What lowers my blood pressure is seeing well-thought out creative ground out first thing on a Monday morning, not only on time but also on budget. Creative that makes clients stop and think and their customers respond positively to their brand. If agencies spent less time trying to reinvent the wheel and instead focussed on understanding their clients business then there’d be much less churn in the market place too.
So I ask myself why to clients change agencies? Is it because the agency doesn’t have a new and never been done before flexible working package for its staff? No. Is it because the agency hasn’t created a “bespoke” and “unique” branding process that “will transform your business”? No, it is not. Clients change agencies because the promises they have been made by those who make these ludicrous, pointless and banal statements about what they can deliver are broken. Clients change agencies because the agencies produce poor creative due to a lack of insight, lack of idea-generation and lack of nose-to-the-grindstone hard-work. They lose clients because of poor project management, quality control and budgeting. They lose clients because they spend too much time thinking about themselves and not the brands they should be serving.
Why should I be bothered? Simple: because it questions the integrity of the whole creative industry sector. A group of constantly shifting characters who think that the agency name, bright orange furniture, table football and hastily constructed branding processes (always given ludicrous names such as brandcarrot©) makes them attractive to clients.

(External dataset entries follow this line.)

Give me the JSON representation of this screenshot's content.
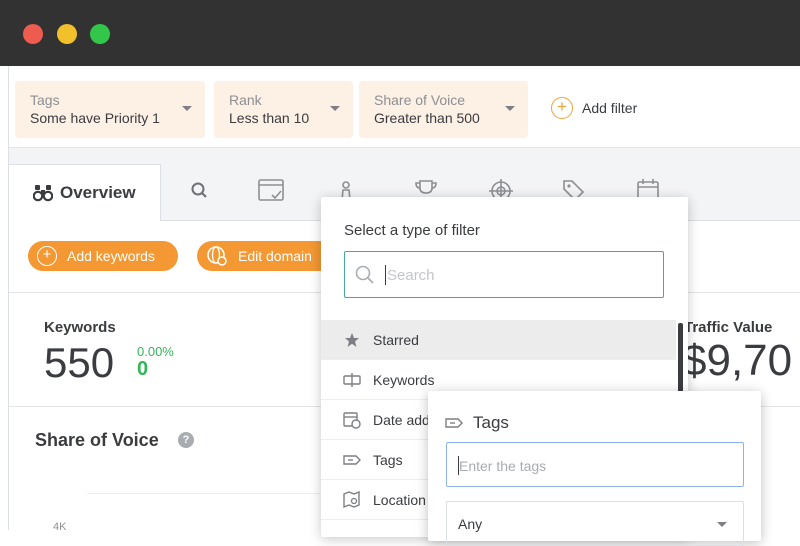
{
  "filters": [
    {
      "label": "Tags",
      "value": "Some have Priority 1"
    },
    {
      "label": "Rank",
      "value": "Less than 10"
    },
    {
      "label": "Share of Voice",
      "value": "Greater than 500"
    }
  ],
  "add_filter_label": "Add filter",
  "tabs": {
    "overview_label": "Overview",
    "icons": [
      "search-icon",
      "browser-check-icon",
      "chess-pawn-icon",
      "trophy-icon",
      "target-icon",
      "tags-icon",
      "calendar-icon"
    ]
  },
  "actions": {
    "add_keywords": "Add keywords",
    "edit_domain": "Edit domain"
  },
  "stats": {
    "keywords_label": "Keywords",
    "keywords_value": "550",
    "keywords_change_pct": "0.00%",
    "keywords_change": "0",
    "traffic_label": "Traffic Value",
    "traffic_value": "$9,70"
  },
  "share_of_voice": {
    "title": "Share of Voice",
    "help": "?",
    "y_tick": "4K"
  },
  "filter_dropdown": {
    "title": "Select a type of filter",
    "search_placeholder": "Search",
    "items": [
      {
        "label": "Starred",
        "icon": "star-icon"
      },
      {
        "label": "Keywords",
        "icon": "keyword-icon"
      },
      {
        "label": "Date added",
        "icon": "calendar-clock-icon"
      },
      {
        "label": "Tags",
        "icon": "tag-icon"
      },
      {
        "label": "Location",
        "icon": "map-search-icon"
      }
    ]
  },
  "tags_panel": {
    "title": "Tags",
    "input_placeholder": "Enter the tags",
    "select_value": "Any"
  },
  "colors": {
    "accent_orange": "#f39833",
    "filter_chip_bg": "#fdf0e4",
    "positive_green": "#34b55a",
    "search_border": "#4aa5a3"
  }
}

I suppose it works occasionally because clients can become blinded to what a good agency can do for them as there are so many flag wavers out there obscuring the view.